As you approached the Church this evening you heard the bells ringing, playing Christmas carols and calling you to worship.
In fact, Bells have long been associated with Christianity. They call the faithful to prayer – not only to Church, but through the thrice-daily angelus prayer they call the faithful to prayer in the fields in the shops in their homes. And the bell not only provides a practical function, but it gives a beautiful sound. Just as the candle not only lights the Church but also beautifies it, so the bell not only calls to prayer but does so with charm and beauty.
Yet, in our very fast and practical world, we may say there is no longer any need for the bell or the candle. We have clocks, and timetables, mobile phones and halogen lighting.
But the bell speaks to us not only of another time, it also reminds us that there is harmnony in the practical ordinary things of life. The daily routine is marked by its music.

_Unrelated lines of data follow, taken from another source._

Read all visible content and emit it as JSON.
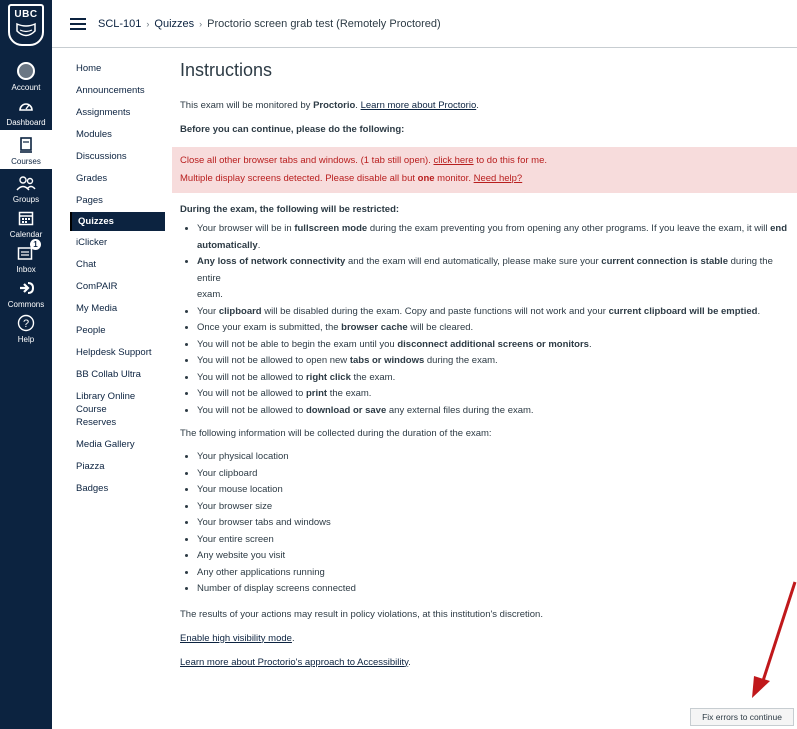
{
  "global_nav": {
    "logo_text": "UBC",
    "items": [
      {
        "label": "Account",
        "icon": "account-icon"
      },
      {
        "label": "Dashboard",
        "icon": "dashboard-icon"
      },
      {
        "label": "Courses",
        "icon": "courses-icon"
      },
      {
        "label": "Groups",
        "icon": "groups-icon"
      },
      {
        "label": "Calendar",
        "icon": "calendar-icon"
      },
      {
        "label": "Inbox",
        "icon": "inbox-icon",
        "badge": "1"
      },
      {
        "label": "Commons",
        "icon": "commons-icon"
      },
      {
        "label": "Help",
        "icon": "help-icon"
      }
    ]
  },
  "breadcrumb": {
    "course": "SCL-101",
    "section": "Quizzes",
    "current": "Proctorio screen grab test (Remotely Proctored)"
  },
  "course_nav": [
    "Home",
    "Announcements",
    "Assignments",
    "Modules",
    "Discussions",
    "Grades",
    "Pages",
    "Quizzes",
    "iClicker",
    "Chat",
    "ComPAIR",
    "My Media",
    "People",
    "Helpdesk Support",
    "BB Collab Ultra",
    "Library Online Course Reserves",
    "Media Gallery",
    "Piazza",
    "Badges"
  ],
  "main": {
    "title": "Instructions",
    "monitor_prefix": "This exam will be monitored by ",
    "monitor_brand": "Proctorio",
    "monitor_suffix": ". ",
    "monitor_link": "Learn more about Proctorio",
    "monitor_end": ".",
    "before_heading": "Before you can continue, please do the following:",
    "alert1_prefix": "Close all other browser tabs and windows. (1 tab still open). ",
    "alert1_link": "click here",
    "alert1_suffix": " to do this for me.",
    "alert2_prefix": "Multiple display screens detected. Please disable all but ",
    "alert2_bold": "one",
    "alert2_mid": " monitor. ",
    "alert2_link": "Need help?",
    "restricted_heading": "During the exam, the following will be restricted:",
    "r1_a": "Your browser will be in ",
    "r1_b": "fullscreen mode",
    "r1_c": " during the exam preventing you from opening any other programs. If you leave the exam, it will ",
    "r1_d": "end",
    "r1_e": "automatically",
    "r1_f": ".",
    "r2_a": "Any loss of network connectivity",
    "r2_b": " and the exam will end automatically, please make sure your ",
    "r2_c": "current connection is stable",
    "r2_d": " during the entire",
    "r2_e": "exam.",
    "r3_a": "Your ",
    "r3_b": "clipboard",
    "r3_c": " will be disabled during the exam. Copy and paste functions will not work and your ",
    "r3_d": "current clipboard will be emptied",
    "r3_e": ".",
    "r4_a": "Once your exam is submitted, the ",
    "r4_b": "browser cache",
    "r4_c": " will be cleared.",
    "r5_a": "You will not be able to begin the exam until you ",
    "r5_b": "disconnect additional screens or monitors",
    "r5_c": ".",
    "r6_a": "You will not be allowed to open new ",
    "r6_b": "tabs or windows",
    "r6_c": " during the exam.",
    "r7_a": "You will not be allowed to ",
    "r7_b": "right click",
    "r7_c": " the exam.",
    "r8_a": "You will not be allowed to ",
    "r8_b": "print",
    "r8_c": " the exam.",
    "r9_a": "You will not be allowed to ",
    "r9_b": "download or save",
    "r9_c": " any external files during the exam.",
    "collected_heading": "The following information will be collected during the duration of the exam:",
    "collected": [
      "Your physical location",
      "Your clipboard",
      "Your mouse location",
      "Your browser size",
      "Your browser tabs and windows",
      "Your entire screen",
      "Any website you visit",
      "Any other applications running",
      "Number of display screens connected"
    ],
    "policy_text": "The results of your actions may result in policy violations, at this institution's discretion.",
    "high_visibility_link": "Enable high visibility mode",
    "high_visibility_end": ".",
    "accessibility_link": "Learn more about Proctorio's approach to Accessibility",
    "accessibility_end": "."
  },
  "footer": {
    "fix_button": "Fix errors to continue"
  },
  "colors": {
    "nav_bg": "#0c2340",
    "alert_bg": "#f7dcdc",
    "alert_text": "#b81e1e",
    "arrow": "#c0181b"
  }
}
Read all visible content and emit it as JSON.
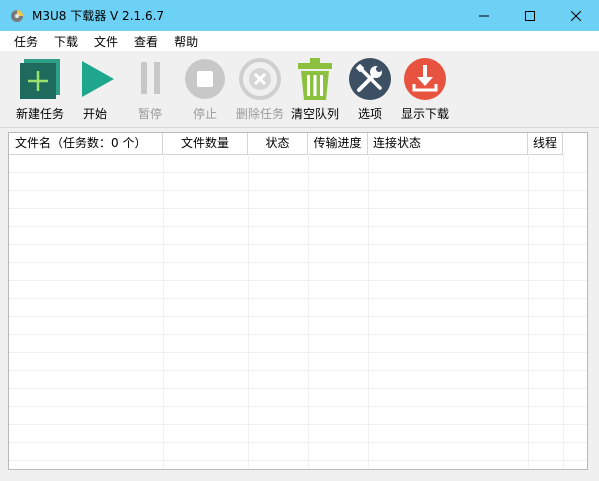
{
  "window": {
    "title": "M3U8 下载器 V 2.1.6.7",
    "minimize_icon": "minimize-icon",
    "maximize_icon": "maximize-icon",
    "close_icon": "close-icon"
  },
  "menu": [
    {
      "label": "任务"
    },
    {
      "label": "下载"
    },
    {
      "label": "文件"
    },
    {
      "label": "查看"
    },
    {
      "label": "帮助"
    }
  ],
  "toolbar": [
    {
      "label": "新建任务",
      "icon": "new-task-icon",
      "enabled": true,
      "color": "#1e7a6a"
    },
    {
      "label": "开始",
      "icon": "play-icon",
      "enabled": true,
      "color": "#1fa78d"
    },
    {
      "label": "暂停",
      "icon": "pause-icon",
      "enabled": false,
      "color": "#c8c8c8"
    },
    {
      "label": "停止",
      "icon": "stop-icon",
      "enabled": false,
      "color": "#c8c8c8"
    },
    {
      "label": "删除任务",
      "icon": "delete-task-icon",
      "enabled": false,
      "color": "#c8c8c8"
    },
    {
      "label": "清空队列",
      "icon": "trash-icon",
      "enabled": true,
      "color": "#8cc13f"
    },
    {
      "label": "选项",
      "icon": "tools-icon",
      "enabled": true,
      "color": "#3d4f63"
    },
    {
      "label": "显示下载",
      "icon": "download-icon",
      "enabled": true,
      "color": "#e8533f"
    }
  ],
  "list": {
    "columns": [
      {
        "label": "文件名（任务数：0 个）"
      },
      {
        "label": "文件数量"
      },
      {
        "label": "状态"
      },
      {
        "label": "传输进度"
      },
      {
        "label": "连接状态"
      },
      {
        "label": "线程"
      }
    ],
    "rows": []
  },
  "colors": {
    "titlebar": "#6dd0f5",
    "toolbar_bg": "#f0f0f0",
    "grid_line": "#f0f0f0"
  }
}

When we celebrate the birth of the Christ-child we celebrate something mundane, unremarkable and common-place. The birth of a child. The life of a family. The love and concern of his parents. A place of work and not a clean or decorated palace. In this birth God himself enters into the trivial struggles of life. He dwells in the simple and the everyday. Hardly noticed at the time, save for a few curious pilgrims.
And our bells make the mundane melodious. The Word is made flesh. And all creation is filled with the glory of God.